Cryptocurrencies trading exploded in 2017 and there is now a huge range of these to invest in. Our sample of five shows just how varied and bizarre this new financial world is...
First “minted” just in April 2018, WSJCoin appears at first glance to be a cryptocurrency created by US business newspaper The Wall Street Journal. On 19 April, excited tweets from attendees at a WSJ event in Hong Kong announced its launch, many accompanied by pictures of physical coins stamped with the WSJ logo.
But, as subsequent tweets revealed, WSJCoin is not strictly a cryptocurrency. It is actually a video journalism project designed to explain the cryptocurrency world and how it works. It has been produced by WSJ cryptocurrencies reporter Steven Russolillo and video journalist Clément Bürge.
However WSJCoin appears to involve a degree of investment of time at least, as the project invites individuals to “create” their own coins in order to access the project’s content.
WSJCoin is not available to the general public at the time of writing, but it looks like it is one to watch for any current or potential cryptocurrency investors.
In HBO start-up sitcom Silicon Valley, one character laments the fact that demand for “adult content” has “driven more important tech adoption than anything”. He goes on to list developments from the printing press to Polaroids to on-demand video as examples of this.
Sadly, it appears that cryptocurrency is not an exception. The global market for pornography is spawning the creation and take-up of new products from this area of technology too.
Take BunnyToken. This cryptocurrency was set up by a number of individuals in the “adult entertainment” sector as a new way for customers to make payments. It uses one of the key technological features of cryptocurrencies as its main selling point, namely the fact that they often allow users to make anonymous payments.
And BunnyToken is by no means the only cryptocurrency to hop into this market opportunity – see also the less coyly named Sexcoin.
Dogecoin could be the ultimate syndrome of 2017’s cryptocurrency craziness. Created for fun by US IT workers Billy Markus and Jackson Palmer in 2013, it is named after the popular “doge” meme, which features a picture of a Japanese dog alongside inane but endearing multicoloured Comic Sans captions.
Seen as a joke currency, dogecoin was mostly traded in online communities, usually as a way to pay small “tips” to providers of interesting content.

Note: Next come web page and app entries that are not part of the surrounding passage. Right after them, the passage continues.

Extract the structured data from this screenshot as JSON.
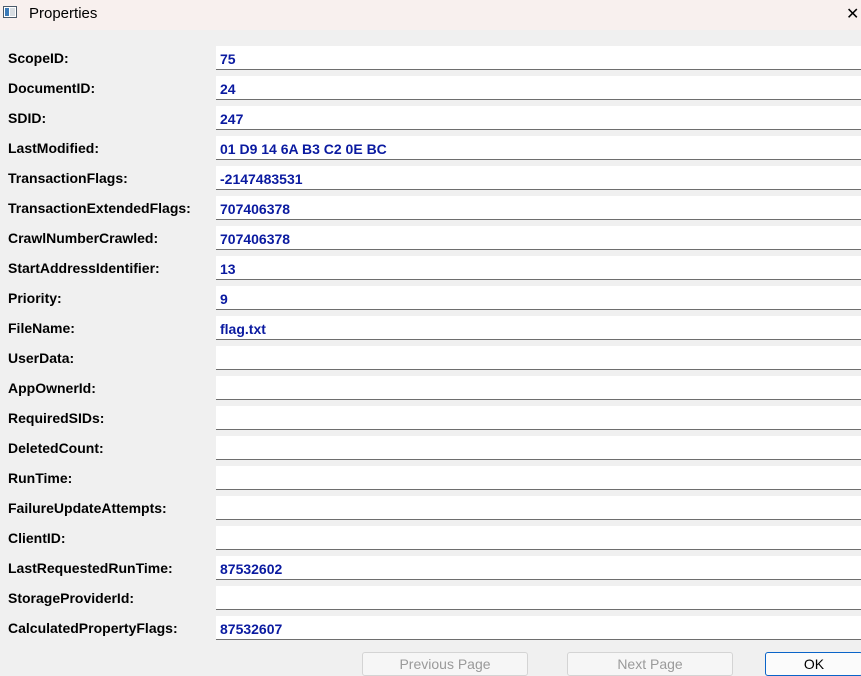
{
  "window": {
    "title": "Properties",
    "close_glyph": "✕",
    "icon": "properties-window-icon"
  },
  "properties": [
    {
      "label": "ScopeID:",
      "value": "75"
    },
    {
      "label": "DocumentID:",
      "value": "24"
    },
    {
      "label": "SDID:",
      "value": "247"
    },
    {
      "label": "LastModified:",
      "value": "01 D9 14 6A B3 C2 0E BC"
    },
    {
      "label": "TransactionFlags:",
      "value": "-2147483531"
    },
    {
      "label": "TransactionExtendedFlags:",
      "value": "707406378"
    },
    {
      "label": "CrawlNumberCrawled:",
      "value": "707406378"
    },
    {
      "label": "StartAddressIdentifier:",
      "value": "13"
    },
    {
      "label": "Priority:",
      "value": "9"
    },
    {
      "label": "FileName:",
      "value": "flag.txt"
    },
    {
      "label": "UserData:",
      "value": ""
    },
    {
      "label": "AppOwnerId:",
      "value": ""
    },
    {
      "label": "RequiredSIDs:",
      "value": ""
    },
    {
      "label": "DeletedCount:",
      "value": ""
    },
    {
      "label": "RunTime:",
      "value": ""
    },
    {
      "label": "FailureUpdateAttempts:",
      "value": ""
    },
    {
      "label": "ClientID:",
      "value": ""
    },
    {
      "label": "LastRequestedRunTime:",
      "value": "87532602"
    },
    {
      "label": "StorageProviderId:",
      "value": ""
    },
    {
      "label": "CalculatedPropertyFlags:",
      "value": "87532607"
    }
  ],
  "buttons": {
    "previous": "Previous Page",
    "next": "Next Page",
    "ok": "OK"
  },
  "colors": {
    "value_text": "#0a1aa0",
    "background": "#f0f0f0",
    "titlebar": "#f8f0ee",
    "ok_border": "#0a64c8"
  }
}
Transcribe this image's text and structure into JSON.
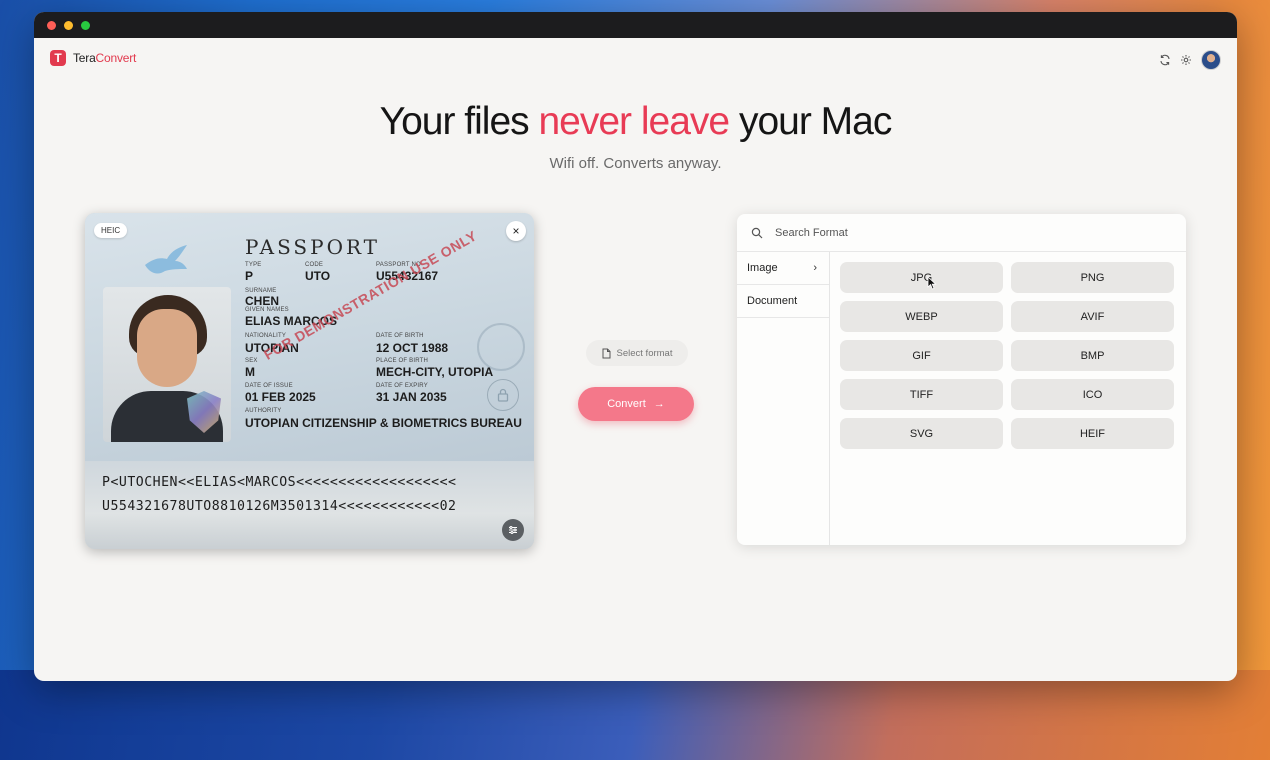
{
  "app": {
    "name_prefix": "Tera",
    "name_accent": "Convert",
    "logo_letter": "T"
  },
  "header": {
    "title_before": "Your files ",
    "title_accent": "never leave",
    "title_after": " your Mac",
    "subtitle": "Wifi off. Converts anyway."
  },
  "toolbar": {
    "icons": [
      "refresh-icon",
      "gear-icon",
      "avatar"
    ]
  },
  "preview": {
    "format_badge": "HEIC",
    "close_label": "×",
    "passport": {
      "heading": "PASSPORT",
      "type_label": "TYPE",
      "type_value": "P",
      "code_label": "CODE",
      "code_value": "UTO",
      "number_label": "PASSPORT NO",
      "number_value": "U55432167",
      "surname_label": "SURNAME",
      "surname_value": "CHEN",
      "given_label": "GIVEN NAMES",
      "given_value": "ELIAS MARCOS",
      "nationality_label": "NATIONALITY",
      "nationality_value": "UTOPIAN",
      "dob_label": "DATE OF BIRTH",
      "dob_value": "12 OCT 1988",
      "sex_label": "SEX",
      "sex_value": "M",
      "pob_label": "PLACE OF BIRTH",
      "pob_value": "MECH-CITY, UTOPIA",
      "issue_label": "DATE OF ISSUE",
      "issue_value": "01 FEB 2025",
      "expiry_label": "DATE OF EXPIRY",
      "expiry_value": "31 JAN 2035",
      "authority_label": "AUTHORITY",
      "authority_value": "UTOPIAN CITIZENSHIP & BIOMETRICS BUREAU",
      "stamp": "FOR DEMONSTRATION USE ONLY",
      "mrz_line1": "P<UTOCHEN<<ELIAS<MARCOS<<<<<<<<<<<<<<<<<<<",
      "mrz_line2": "U554321678UTO8810126M3501314<<<<<<<<<<<<02"
    }
  },
  "controls": {
    "select_format_label": "Select format",
    "convert_label": "Convert",
    "convert_arrow": "→"
  },
  "format_panel": {
    "search_placeholder": "Search Format",
    "categories": [
      {
        "label": "Image",
        "chevron": "›"
      },
      {
        "label": "Document",
        "chevron": ""
      }
    ],
    "formats": [
      "JPG",
      "PNG",
      "WEBP",
      "AVIF",
      "GIF",
      "BMP",
      "TIFF",
      "ICO",
      "SVG",
      "HEIF"
    ]
  },
  "colors": {
    "accent": "#e83b55",
    "convert_button": "#f4788a"
  }
}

It has also been used to raise money for charities and sportspeople in need of funding.
But as hype around bitcoin and the cryptocurrency world rose last year, people started to invest serious money in dogecoin. This saw the cryptocurrency eventually reach a market capitalisation of over $2 billion in early January.
Dogecoin has since sagged a little, but at the time of writing is still worth about $600 million in total.

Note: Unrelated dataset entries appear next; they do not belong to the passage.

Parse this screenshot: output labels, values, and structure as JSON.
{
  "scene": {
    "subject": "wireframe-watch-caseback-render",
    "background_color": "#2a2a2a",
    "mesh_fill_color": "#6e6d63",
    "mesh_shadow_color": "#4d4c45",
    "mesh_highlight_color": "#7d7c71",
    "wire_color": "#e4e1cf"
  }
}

In cryptocurrency terms, MMM is ancient, having a history that spans decades rather than years or months. Its story began in the early 1990s, when Russian businessman Sergei Mavrodi invited investors to back his currency, promising annual returns as high as 1000 per cent.
Advertised via a series of bizarre soap opera-style adverts featuring “ordinary Russian man” Lyonya Golubkov who progressively got richer and richer, MMM was incredibly popular. Unfortunately the scheme, and others using the MMM brand that followed both in Russia and elsewhere in the world, saw many investors lose everything they’d put in.

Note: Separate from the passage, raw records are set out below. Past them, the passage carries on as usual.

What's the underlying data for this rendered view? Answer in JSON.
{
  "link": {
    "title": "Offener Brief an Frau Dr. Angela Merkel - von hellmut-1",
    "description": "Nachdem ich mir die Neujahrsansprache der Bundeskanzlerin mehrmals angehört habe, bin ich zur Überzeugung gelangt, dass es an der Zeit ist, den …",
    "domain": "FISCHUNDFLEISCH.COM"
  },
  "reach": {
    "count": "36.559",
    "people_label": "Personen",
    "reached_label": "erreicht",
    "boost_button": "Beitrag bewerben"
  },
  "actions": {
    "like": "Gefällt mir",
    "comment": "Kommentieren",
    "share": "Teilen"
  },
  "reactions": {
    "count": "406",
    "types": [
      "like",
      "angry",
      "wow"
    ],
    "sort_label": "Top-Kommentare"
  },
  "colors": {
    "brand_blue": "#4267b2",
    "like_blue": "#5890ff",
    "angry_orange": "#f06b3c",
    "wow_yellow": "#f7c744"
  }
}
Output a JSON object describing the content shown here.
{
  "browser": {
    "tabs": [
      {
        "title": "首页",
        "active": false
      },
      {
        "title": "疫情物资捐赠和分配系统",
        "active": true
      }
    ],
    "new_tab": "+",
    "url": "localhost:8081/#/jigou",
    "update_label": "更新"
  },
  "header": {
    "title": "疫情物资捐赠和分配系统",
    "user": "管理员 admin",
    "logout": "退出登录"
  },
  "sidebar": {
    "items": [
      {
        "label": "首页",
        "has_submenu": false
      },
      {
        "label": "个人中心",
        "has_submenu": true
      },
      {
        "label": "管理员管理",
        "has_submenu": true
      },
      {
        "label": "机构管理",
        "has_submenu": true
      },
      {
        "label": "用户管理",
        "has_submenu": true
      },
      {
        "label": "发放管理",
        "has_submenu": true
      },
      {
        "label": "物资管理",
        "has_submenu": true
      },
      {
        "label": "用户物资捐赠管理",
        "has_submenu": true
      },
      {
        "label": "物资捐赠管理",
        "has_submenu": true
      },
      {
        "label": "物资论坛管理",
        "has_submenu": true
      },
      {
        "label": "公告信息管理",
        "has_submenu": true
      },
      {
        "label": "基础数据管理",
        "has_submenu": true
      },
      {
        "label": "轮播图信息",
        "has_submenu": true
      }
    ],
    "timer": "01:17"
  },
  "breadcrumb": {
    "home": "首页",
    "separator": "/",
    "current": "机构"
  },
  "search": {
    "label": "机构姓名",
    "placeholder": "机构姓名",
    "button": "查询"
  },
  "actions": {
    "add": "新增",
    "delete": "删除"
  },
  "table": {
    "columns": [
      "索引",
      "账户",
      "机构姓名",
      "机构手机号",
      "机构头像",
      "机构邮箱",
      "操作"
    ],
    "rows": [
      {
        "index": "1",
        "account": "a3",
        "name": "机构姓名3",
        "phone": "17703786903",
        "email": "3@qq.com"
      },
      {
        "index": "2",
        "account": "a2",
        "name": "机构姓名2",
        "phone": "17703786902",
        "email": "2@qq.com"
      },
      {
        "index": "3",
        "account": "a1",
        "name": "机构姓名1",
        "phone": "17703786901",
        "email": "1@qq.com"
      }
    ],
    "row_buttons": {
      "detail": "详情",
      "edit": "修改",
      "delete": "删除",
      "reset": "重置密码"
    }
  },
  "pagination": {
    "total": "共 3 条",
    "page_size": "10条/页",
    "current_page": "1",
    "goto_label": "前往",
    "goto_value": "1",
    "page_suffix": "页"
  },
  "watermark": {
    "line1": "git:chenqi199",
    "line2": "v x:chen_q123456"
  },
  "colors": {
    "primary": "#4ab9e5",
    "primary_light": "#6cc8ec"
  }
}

Mavrodi recently died, but the MMM organisation is still going strong and has now moved into cryptocurrencies. It is an area that Mavrodi took an interest in during his life, and today MMM Coin is available for investors to buy.
In what could be a sign that MMM has learnt some lessons from its past, it makes no concrete promises of any eventual returns.
Very few parents would be happy to give their children a free rein in the murky and volatile world of cryptocurrencies. However, some might take the view that, as cryptocurrencies look set to play a part in the financial world in the future, it would be a good idea to educate their offspring about them.
This is what the creators of Wollo, a cryptocurrency designed for children, are hoping. Through Pigzbe, an app that functions as a payments system and social network, children can accumulate Wollo tokens through getting pocket money, being paid for chores, and receiving gifts from relatives.
They can then make purchases with their Wollo tokens in online and physical shops. They can also play games designed to teach them about cryptocurrencies and money in general.
Children’s “microfinancing networks” – that is, their parents or other carers – will be pleased to know that the app allows them to monitor and control all transactions made by their budding traders.